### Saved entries
··········

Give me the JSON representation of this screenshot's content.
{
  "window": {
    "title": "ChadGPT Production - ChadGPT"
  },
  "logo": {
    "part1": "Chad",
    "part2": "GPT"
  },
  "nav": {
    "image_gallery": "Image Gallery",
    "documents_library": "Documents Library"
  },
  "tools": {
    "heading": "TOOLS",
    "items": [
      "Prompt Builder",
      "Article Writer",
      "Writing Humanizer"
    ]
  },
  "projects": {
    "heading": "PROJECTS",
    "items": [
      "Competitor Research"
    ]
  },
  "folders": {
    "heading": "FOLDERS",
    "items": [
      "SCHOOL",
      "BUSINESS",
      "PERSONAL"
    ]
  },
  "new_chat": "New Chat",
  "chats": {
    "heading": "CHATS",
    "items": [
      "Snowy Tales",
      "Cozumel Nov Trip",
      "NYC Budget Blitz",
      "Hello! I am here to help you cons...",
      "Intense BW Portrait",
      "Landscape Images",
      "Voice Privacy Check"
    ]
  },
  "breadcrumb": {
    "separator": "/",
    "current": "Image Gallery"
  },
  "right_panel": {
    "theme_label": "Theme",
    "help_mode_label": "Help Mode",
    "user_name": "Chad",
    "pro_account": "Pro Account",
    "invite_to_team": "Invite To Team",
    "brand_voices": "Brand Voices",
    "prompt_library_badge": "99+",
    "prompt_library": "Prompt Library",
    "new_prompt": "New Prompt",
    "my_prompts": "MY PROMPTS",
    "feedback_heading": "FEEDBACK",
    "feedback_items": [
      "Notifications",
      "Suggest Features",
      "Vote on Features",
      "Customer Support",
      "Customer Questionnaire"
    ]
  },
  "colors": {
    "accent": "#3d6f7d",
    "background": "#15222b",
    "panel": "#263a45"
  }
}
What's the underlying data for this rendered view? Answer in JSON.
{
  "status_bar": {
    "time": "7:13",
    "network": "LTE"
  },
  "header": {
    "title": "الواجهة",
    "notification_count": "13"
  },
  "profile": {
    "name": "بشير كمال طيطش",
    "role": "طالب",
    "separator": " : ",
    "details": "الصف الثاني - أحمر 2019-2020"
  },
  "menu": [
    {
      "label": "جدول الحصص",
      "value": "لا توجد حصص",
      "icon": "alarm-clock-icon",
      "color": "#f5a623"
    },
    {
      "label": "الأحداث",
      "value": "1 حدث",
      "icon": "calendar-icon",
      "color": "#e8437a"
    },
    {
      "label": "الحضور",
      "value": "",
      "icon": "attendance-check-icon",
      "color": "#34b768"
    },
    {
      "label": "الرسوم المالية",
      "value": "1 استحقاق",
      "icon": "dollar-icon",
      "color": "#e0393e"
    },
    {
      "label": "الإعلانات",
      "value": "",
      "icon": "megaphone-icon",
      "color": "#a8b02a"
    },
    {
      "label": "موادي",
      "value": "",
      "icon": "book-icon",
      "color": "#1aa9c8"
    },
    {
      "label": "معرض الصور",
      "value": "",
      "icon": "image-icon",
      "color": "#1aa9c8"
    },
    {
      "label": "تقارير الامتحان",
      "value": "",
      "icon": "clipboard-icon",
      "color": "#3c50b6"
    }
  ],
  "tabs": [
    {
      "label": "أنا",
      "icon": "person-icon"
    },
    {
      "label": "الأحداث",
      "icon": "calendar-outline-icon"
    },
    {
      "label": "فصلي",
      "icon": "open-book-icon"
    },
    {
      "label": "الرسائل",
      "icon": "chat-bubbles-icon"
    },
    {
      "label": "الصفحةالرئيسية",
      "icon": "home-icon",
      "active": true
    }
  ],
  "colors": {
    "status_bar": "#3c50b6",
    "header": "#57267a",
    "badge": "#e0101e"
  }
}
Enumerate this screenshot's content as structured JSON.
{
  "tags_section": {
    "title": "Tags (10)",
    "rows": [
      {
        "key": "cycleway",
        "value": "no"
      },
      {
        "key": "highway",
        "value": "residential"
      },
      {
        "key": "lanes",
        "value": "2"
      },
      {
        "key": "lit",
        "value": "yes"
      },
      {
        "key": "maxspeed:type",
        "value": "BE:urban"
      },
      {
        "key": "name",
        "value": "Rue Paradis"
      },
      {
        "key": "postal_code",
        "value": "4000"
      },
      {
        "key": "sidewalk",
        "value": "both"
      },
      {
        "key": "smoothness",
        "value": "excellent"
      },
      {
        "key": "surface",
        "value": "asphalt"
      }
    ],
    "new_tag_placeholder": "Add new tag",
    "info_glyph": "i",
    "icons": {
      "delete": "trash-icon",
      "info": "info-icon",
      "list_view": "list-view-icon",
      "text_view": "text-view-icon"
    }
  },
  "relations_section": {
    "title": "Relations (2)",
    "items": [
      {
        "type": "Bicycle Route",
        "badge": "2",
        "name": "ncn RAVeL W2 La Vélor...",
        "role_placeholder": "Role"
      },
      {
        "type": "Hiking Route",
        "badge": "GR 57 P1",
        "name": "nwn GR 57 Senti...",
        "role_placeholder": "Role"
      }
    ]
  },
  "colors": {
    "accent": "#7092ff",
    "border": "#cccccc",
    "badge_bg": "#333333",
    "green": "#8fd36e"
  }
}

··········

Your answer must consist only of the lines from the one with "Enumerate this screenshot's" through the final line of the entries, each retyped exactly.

Enumerate this screenshot's content as structured JSON.
{
  "tags_section": {
    "title": "Tags (10)",
    "rows": [
      {
        "key": "cycleway",
        "value": "no"
      },
      {
        "key": "highway",
        "value": "residential"
      },
      {
        "key": "lanes",
        "value": "2"
      },
      {
        "key": "lit",
        "value": "yes"
      },
      {
        "key": "maxspeed:type",
        "value": "BE:urban"
      },
      {
        "key": "name",
        "value": "Rue Paradis"
      },
      {
        "key": "postal_code",
        "value": "4000"
      },
      {
        "key": "sidewalk",
        "value": "both"
      },
      {
        "key": "smoothness",
        "value": "excellent"
      },
      {
        "key": "surface",
        "value": "asphalt"
      }
    ],
    "new_tag_placeholder": "Add new tag",
    "info_glyph": "i",
    "icons": {
      "delete": "trash-icon",
      "info": "info-icon",
      "list_view": "list-view-icon",
      "text_view": "text-view-icon"
    }
  },
  "relations_section": {
    "title": "Relations (2)",
    "items": [
      {
        "type": "Bicycle Route",
        "badge": "2",
        "name": "ncn RAVeL W2 La Vélor...",
        "role_placeholder": "Role"
      },
      {
        "type": "Hiking Route",
        "badge": "GR 57 P1",
        "name": "nwn GR 57 Senti...",
        "role_placeholder": "Role"
      }
    ]
  },
  "colors": {
    "accent": "#7092ff",
    "border": "#cccccc",
    "badge_bg": "#333333",
    "green": "#8fd36e"
  }
}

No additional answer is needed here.